**Your instructions:**
Please retype the entries below exactly as they are written.

**Input for this task:**
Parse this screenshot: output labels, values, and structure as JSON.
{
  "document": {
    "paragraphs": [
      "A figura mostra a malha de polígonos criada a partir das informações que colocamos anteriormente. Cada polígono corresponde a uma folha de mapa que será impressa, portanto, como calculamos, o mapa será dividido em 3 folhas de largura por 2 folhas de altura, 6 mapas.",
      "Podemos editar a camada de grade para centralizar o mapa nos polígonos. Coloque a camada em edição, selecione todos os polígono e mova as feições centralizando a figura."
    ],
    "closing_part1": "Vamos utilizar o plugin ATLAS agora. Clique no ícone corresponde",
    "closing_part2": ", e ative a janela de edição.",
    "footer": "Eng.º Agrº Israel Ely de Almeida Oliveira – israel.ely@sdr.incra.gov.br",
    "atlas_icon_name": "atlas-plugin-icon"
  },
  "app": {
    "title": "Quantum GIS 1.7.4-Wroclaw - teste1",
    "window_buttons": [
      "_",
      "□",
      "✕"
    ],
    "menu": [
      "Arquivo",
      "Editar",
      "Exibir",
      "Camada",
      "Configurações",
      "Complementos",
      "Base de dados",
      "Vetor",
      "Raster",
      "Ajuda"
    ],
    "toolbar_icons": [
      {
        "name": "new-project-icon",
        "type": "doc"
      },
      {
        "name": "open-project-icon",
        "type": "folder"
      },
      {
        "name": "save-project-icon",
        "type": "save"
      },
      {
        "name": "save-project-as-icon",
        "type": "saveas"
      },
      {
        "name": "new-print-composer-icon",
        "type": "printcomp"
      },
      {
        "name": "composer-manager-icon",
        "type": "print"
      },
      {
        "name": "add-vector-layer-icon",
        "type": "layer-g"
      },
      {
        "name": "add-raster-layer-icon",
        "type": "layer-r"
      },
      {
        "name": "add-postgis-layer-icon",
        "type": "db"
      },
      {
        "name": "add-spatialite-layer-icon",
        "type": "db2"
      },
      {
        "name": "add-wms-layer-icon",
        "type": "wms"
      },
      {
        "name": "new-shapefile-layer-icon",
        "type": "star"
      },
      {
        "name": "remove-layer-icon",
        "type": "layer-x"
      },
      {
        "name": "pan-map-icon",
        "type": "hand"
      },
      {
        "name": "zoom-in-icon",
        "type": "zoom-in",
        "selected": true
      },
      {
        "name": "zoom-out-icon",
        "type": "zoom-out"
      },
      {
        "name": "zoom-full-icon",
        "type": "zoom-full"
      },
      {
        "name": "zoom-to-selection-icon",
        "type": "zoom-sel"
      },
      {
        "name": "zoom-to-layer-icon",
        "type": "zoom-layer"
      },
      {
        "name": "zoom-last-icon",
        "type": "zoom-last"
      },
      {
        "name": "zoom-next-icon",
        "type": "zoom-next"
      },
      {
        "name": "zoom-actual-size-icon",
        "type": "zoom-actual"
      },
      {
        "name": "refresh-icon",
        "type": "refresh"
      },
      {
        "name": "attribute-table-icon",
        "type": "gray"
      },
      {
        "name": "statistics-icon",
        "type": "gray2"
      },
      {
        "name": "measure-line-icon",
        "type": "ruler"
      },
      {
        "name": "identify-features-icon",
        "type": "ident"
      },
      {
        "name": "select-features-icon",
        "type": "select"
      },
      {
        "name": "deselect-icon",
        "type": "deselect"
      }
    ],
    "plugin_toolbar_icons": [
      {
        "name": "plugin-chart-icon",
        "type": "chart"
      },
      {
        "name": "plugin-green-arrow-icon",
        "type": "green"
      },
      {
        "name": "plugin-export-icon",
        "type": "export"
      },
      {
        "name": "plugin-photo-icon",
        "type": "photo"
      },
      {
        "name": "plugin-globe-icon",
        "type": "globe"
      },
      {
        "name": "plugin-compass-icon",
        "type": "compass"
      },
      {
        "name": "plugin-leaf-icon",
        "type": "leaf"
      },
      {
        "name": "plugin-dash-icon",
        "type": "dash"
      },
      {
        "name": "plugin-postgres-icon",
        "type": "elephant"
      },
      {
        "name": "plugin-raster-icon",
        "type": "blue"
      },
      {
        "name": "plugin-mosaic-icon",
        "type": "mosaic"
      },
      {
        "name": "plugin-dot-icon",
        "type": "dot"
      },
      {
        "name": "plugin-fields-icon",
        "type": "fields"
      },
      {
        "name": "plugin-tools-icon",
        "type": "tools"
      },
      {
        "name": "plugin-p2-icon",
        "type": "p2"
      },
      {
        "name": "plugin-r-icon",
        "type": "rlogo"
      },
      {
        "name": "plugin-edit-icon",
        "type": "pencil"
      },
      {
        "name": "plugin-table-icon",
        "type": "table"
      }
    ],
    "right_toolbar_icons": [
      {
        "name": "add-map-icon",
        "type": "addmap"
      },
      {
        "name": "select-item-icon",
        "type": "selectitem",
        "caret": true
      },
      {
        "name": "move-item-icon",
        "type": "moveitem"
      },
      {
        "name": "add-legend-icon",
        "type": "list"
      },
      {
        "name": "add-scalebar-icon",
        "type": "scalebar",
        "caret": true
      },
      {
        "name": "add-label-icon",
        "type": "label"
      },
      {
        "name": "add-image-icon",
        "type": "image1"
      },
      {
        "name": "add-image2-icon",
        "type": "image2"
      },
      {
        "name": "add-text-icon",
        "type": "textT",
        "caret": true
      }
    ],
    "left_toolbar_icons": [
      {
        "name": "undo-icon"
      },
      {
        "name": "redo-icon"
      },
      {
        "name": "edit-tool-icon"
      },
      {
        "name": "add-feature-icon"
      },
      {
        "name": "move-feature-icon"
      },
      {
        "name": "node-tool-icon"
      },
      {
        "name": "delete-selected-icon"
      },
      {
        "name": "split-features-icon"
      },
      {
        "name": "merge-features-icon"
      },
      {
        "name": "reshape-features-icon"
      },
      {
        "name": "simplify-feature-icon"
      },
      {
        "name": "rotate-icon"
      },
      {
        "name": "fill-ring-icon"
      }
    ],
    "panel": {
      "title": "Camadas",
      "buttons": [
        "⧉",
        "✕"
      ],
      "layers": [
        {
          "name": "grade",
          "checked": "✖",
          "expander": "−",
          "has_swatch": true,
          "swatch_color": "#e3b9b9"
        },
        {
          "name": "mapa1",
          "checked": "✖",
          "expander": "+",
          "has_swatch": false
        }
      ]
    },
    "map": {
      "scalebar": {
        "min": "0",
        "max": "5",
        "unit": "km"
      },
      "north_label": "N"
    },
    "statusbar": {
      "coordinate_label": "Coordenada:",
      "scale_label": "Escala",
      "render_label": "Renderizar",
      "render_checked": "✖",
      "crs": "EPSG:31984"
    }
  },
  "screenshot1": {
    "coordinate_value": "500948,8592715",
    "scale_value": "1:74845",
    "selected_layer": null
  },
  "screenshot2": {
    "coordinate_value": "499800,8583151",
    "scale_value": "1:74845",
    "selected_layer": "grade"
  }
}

**Result of this task:**
Parse this screenshot: output labels, values, and structure as JSON.
{
  "document": {
    "paragraphs": [
      "A figura mostra a malha de polígonos criada a partir das informações que colocamos anteriormente. Cada polígono corresponde a uma folha de mapa que será impressa, portanto, como calculamos, o mapa será dividido em 3 folhas de largura por 2 folhas de altura, 6 mapas.",
      "Podemos editar a camada de grade para centralizar o mapa nos polígonos. Coloque a camada em edição, selecione todos os polígono e mova as feições centralizando a figura."
    ],
    "closing_part1": "Vamos utilizar o plugin ATLAS agora. Clique no ícone corresponde",
    "closing_part2": ", e ative a janela de edição.",
    "footer": "Eng.º Agrº Israel Ely de Almeida Oliveira – israel.ely@sdr.incra.gov.br",
    "atlas_icon_name": "atlas-plugin-icon"
  },
  "app": {
    "title": "Quantum GIS 1.7.4-Wroclaw - teste1",
    "window_buttons": [
      "_",
      "□",
      "✕"
    ],
    "menu": [
      "Arquivo",
      "Editar",
      "Exibir",
      "Camada",
      "Configurações",
      "Complementos",
      "Base de dados",
      "Vetor",
      "Raster",
      "Ajuda"
    ],
    "toolbar_icons": [
      {
        "name": "new-project-icon",
        "type": "doc"
      },
      {
        "name": "open-project-icon",
        "type": "folder"
      },
      {
        "name": "save-project-icon",
        "type": "save"
      },
      {
        "name": "save-project-as-icon",
        "type": "saveas"
      },
      {
        "name": "new-print-composer-icon",
        "type": "printcomp"
      },
      {
        "name": "composer-manager-icon",
        "type": "print"
      },
      {
        "name": "add-vector-layer-icon",
        "type": "layer-g"
      },
      {
        "name": "add-raster-layer-icon",
        "type": "layer-r"
      },
      {
        "name": "add-postgis-layer-icon",
        "type": "db"
      },
      {
        "name": "add-spatialite-layer-icon",
        "type": "db2"
      },
      {
        "name": "add-wms-layer-icon",
        "type": "wms"
      },
      {
        "name": "new-shapefile-layer-icon",
        "type": "star"
      },
      {
        "name": "remove-layer-icon",
        "type": "layer-x"
      },
      {
        "name": "pan-map-icon",
        "type": "hand"
      },
      {
        "name": "zoom-in-icon",
        "type": "zoom-in",
        "selected": true
      },
      {
        "name": "zoom-out-icon",
        "type": "zoom-out"
      },
      {
        "name": "zoom-full-icon",
        "type": "zoom-full"
      },
      {
        "name": "zoom-to-selection-icon",
        "type": "zoom-sel"
      },
      {
        "name": "zoom-to-layer-icon",
        "type": "zoom-layer"
      },
      {
        "name": "zoom-last-icon",
        "type": "zoom-last"
      },
      {
        "name": "zoom-next-icon",
        "type": "zoom-next"
      },
      {
        "name": "zoom-actual-size-icon",
        "type": "zoom-actual"
      },
      {
        "name": "refresh-icon",
        "type": "refresh"
      },
      {
        "name": "attribute-table-icon",
        "type": "gray"
      },
      {
        "name": "statistics-icon",
        "type": "gray2"
      },
      {
        "name": "measure-line-icon",
        "type": "ruler"
      },
      {
        "name": "identify-features-icon",
        "type": "ident"
      },
      {
        "name": "select-features-icon",
        "type": "select"
      },
      {
        "name": "deselect-icon",
        "type": "deselect"
      }
    ],
    "plugin_toolbar_icons": [
      {
        "name": "plugin-chart-icon",
        "type": "chart"
      },
      {
        "name": "plugin-green-arrow-icon",
        "type": "green"
      },
      {
        "name": "plugin-export-icon",
        "type": "export"
      },
      {
        "name": "plugin-photo-icon",
        "type": "photo"
      },
      {
        "name": "plugin-globe-icon",
        "type": "globe"
      },
      {
        "name": "plugin-compass-icon",
        "type": "compass"
      },
      {
        "name": "plugin-leaf-icon",
        "type": "leaf"
      },
      {
        "name": "plugin-dash-icon",
        "type": "dash"
      },
      {
        "name": "plugin-postgres-icon",
        "type": "elephant"
      },
      {
        "name": "plugin-raster-icon",
        "type": "blue"
      },
      {
        "name": "plugin-mosaic-icon",
        "type": "mosaic"
      },
      {
        "name": "plugin-dot-icon",
        "type": "dot"
      },
      {
        "name": "plugin-fields-icon",
        "type": "fields"
      },
      {
        "name": "plugin-tools-icon",
        "type": "tools"
      },
      {
        "name": "plugin-p2-icon",
        "type": "p2"
      },
      {
        "name": "plugin-r-icon",
        "type": "rlogo"
      },
      {
        "name": "plugin-edit-icon",
        "type": "pencil"
      },
      {
        "name": "plugin-table-icon",
        "type": "table"
      }
    ],
    "right_toolbar_icons": [
      {
        "name": "add-map-icon",
        "type": "addmap"
      },
      {
        "name": "select-item-icon",
        "type": "selectitem",
        "caret": true
      },
      {
        "name": "move-item-icon",
        "type": "moveitem"
      },
      {
        "name": "add-legend-icon",
        "type": "list"
      },
      {
        "name": "add-scalebar-icon",
        "type": "scalebar",
        "caret": true
      },
      {
        "name": "add-label-icon",
        "type": "label"
      },
      {
        "name": "add-image-icon",
        "type": "image1"
      },
      {
        "name": "add-image2-icon",
        "type": "image2"
      },
      {
        "name": "add-text-icon",
        "type": "textT",
        "caret": true
      }
    ],
    "left_toolbar_icons": [
      {
        "name": "undo-icon"
      },
      {
        "name": "redo-icon"
      },
      {
        "name": "edit-tool-icon"
      },
      {
        "name": "add-feature-icon"
      },
      {
        "name": "move-feature-icon"
      },
      {
        "name": "node-tool-icon"
      },
      {
        "name": "delete-selected-icon"
      },
      {
        "name": "split-features-icon"
      },
      {
        "name": "merge-features-icon"
      },
      {
        "name": "reshape-features-icon"
      },
      {
        "name": "simplify-feature-icon"
      },
      {
        "name": "rotate-icon"
      },
      {
        "name": "fill-ring-icon"
      }
    ],
    "panel": {
      "title": "Camadas",
      "buttons": [
        "⧉",
        "✕"
      ],
      "layers": [
        {
          "name": "grade",
          "checked": "✖",
          "expander": "−",
          "has_swatch": true,
          "swatch_color": "#e3b9b9"
        },
        {
          "name": "mapa1",
          "checked": "✖",
          "expander": "+",
          "has_swatch": false
        }
      ]
    },
    "map": {
      "scalebar": {
        "min": "0",
        "max": "5",
        "unit": "km"
      },
      "north_label": "N"
    },
    "statusbar": {
      "coordinate_label": "Coordenada:",
      "scale_label": "Escala",
      "render_label": "Renderizar",
      "render_checked": "✖",
      "crs": "EPSG:31984"
    }
  },
  "screenshot1": {
    "coordinate_value": "500948,8592715",
    "scale_value": "1:74845",
    "selected_layer": null
  },
  "screenshot2": {
    "coordinate_value": "499800,8583151",
    "scale_value": "1:74845",
    "selected_layer": "grade"
  }
}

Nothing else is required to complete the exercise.